Katie spends most of her time working as a waitress at the local truck stop, seemingly the biggest attraction in her desolate town. At night, she tends to her alcoholic, unemployed mother (Mireille Enos), applying make-up to her before her “dates” in their trailer park home with a neighbor, who just happens to be a husband with his own family. In between shifts, and even on break, Katie also makes extra cash to cover the rent by having sex with the men that frequent her workplace. One day, she happens to walk by the auto repair shop and is immediately taken with a new employee, an ex-con named Bruno (Christopher Abbott), but her first brush with romance doesn’t lead to the idyllic way out of this life that she hopes.
Produced by Antonio Campos, Sean Durkin, and Josh Mond of Martha Marcy May Marlene, Simon Killer, and James White, it’s no surprise how utterly bleak things get for our protagonist, but Roberts is so narrowly focused on Katie’s plight in every frame, there’s rarely an opportunity to give dimensionality to her harrowing journey, however well-acted it is. Each scene feels so cruelly engineered to knock her down a peg that the authenticity Cooke brings to the role often becomes succumbed by the banality of the drama. In the film’s most traumatic sequence, Roberts troublingly gives emotional precedence to a character who has barely registered rather than Katie, doing an unfortunate disservice to her character.
With that said, Cooke is exceptional as Katie. Exuding a persistent optimism, the camera is often fixed on her face while she cheerfully dreams of moving to San Francisco as she turns tricks and also attempts a genuine relationship. While Roberts’ script can seem uniquely brutal as her situation gets more disparaging, to see Katie’s hopefulness flicker — but never extinguish — can be heartbreaking, and there’s a strong emotional through-line carried here by the actress.
Whereas much of the ensemble is under-developed — serving as narrative obstacles for Katie rather than believable antagonists — exceptions do come with her boss, Maybelle (Mary Steenburgen), and caring client, Bear (an at-first-unrecognizable Jim Belushi), each acting more like her guardian than her actual family. Steenburgen, in particular, shines with an admittedly cynical, but effective monologue keying into the subservient relationship roles women can unjustly feel forced to take part in.
Composer Dan Romer’s score is a touch overbearing, attempting to give poignancy to situations that might be better served with a colder pragmatism, while cinematographer Paula Huidobro films the New Mexico landscape with a solemn emptiness as Katie becomes more adrift.
In her quickly budding romance, where everyone but her can see it’s doomed from the start, Katie exclaims “I love you” to Bruno. He immediately responds, “Why?” It was a question on my mind for much of Katie Says Goodbye. As an acting showcase, there’s no denying Cooke’s unwavering conviction to her character.
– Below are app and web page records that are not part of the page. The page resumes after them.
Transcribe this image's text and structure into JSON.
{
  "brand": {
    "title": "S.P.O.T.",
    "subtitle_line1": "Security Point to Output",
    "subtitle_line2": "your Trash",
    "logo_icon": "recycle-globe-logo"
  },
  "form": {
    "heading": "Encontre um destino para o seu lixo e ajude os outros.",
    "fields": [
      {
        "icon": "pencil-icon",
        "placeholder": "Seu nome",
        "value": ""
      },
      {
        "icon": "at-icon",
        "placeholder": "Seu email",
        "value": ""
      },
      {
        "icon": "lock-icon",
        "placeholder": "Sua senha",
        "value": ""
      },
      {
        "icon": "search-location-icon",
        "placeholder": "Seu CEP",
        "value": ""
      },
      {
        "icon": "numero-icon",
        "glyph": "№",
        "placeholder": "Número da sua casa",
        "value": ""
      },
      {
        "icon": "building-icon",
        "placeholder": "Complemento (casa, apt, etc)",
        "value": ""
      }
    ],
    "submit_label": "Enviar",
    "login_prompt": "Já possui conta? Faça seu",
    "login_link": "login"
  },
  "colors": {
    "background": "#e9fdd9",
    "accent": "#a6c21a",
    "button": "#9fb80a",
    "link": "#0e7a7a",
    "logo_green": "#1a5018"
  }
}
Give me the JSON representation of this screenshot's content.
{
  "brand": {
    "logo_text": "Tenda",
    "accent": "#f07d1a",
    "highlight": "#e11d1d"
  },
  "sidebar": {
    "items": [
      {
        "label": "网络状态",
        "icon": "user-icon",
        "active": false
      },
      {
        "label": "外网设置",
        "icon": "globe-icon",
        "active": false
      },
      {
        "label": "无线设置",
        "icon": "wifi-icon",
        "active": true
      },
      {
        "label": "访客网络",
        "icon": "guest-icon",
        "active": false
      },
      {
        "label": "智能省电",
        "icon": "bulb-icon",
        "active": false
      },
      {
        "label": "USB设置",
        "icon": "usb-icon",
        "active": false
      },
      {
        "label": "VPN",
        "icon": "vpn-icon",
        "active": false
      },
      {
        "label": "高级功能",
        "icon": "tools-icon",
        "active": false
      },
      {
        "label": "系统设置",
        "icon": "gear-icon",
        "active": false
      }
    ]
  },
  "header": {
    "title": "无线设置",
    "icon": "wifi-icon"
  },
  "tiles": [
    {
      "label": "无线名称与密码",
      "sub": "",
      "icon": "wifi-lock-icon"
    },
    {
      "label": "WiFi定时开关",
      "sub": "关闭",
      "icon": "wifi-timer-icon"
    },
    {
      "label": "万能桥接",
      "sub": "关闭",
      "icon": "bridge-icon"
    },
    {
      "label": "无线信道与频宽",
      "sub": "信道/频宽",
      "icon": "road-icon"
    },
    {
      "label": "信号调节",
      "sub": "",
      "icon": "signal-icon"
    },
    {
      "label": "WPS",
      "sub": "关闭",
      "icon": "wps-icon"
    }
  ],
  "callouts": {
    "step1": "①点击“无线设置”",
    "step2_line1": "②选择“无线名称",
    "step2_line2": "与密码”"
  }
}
But like the Christian cross dangling inside the car of a client recruiting Katie for sex, everything Roberts wants to convey is obtrusively front and center, leaving little room for the viewer to have any interpretation for themselves.
Katie Says Goodbye is premiered at the Toronto International Film Festival and opens on June 7, 2019.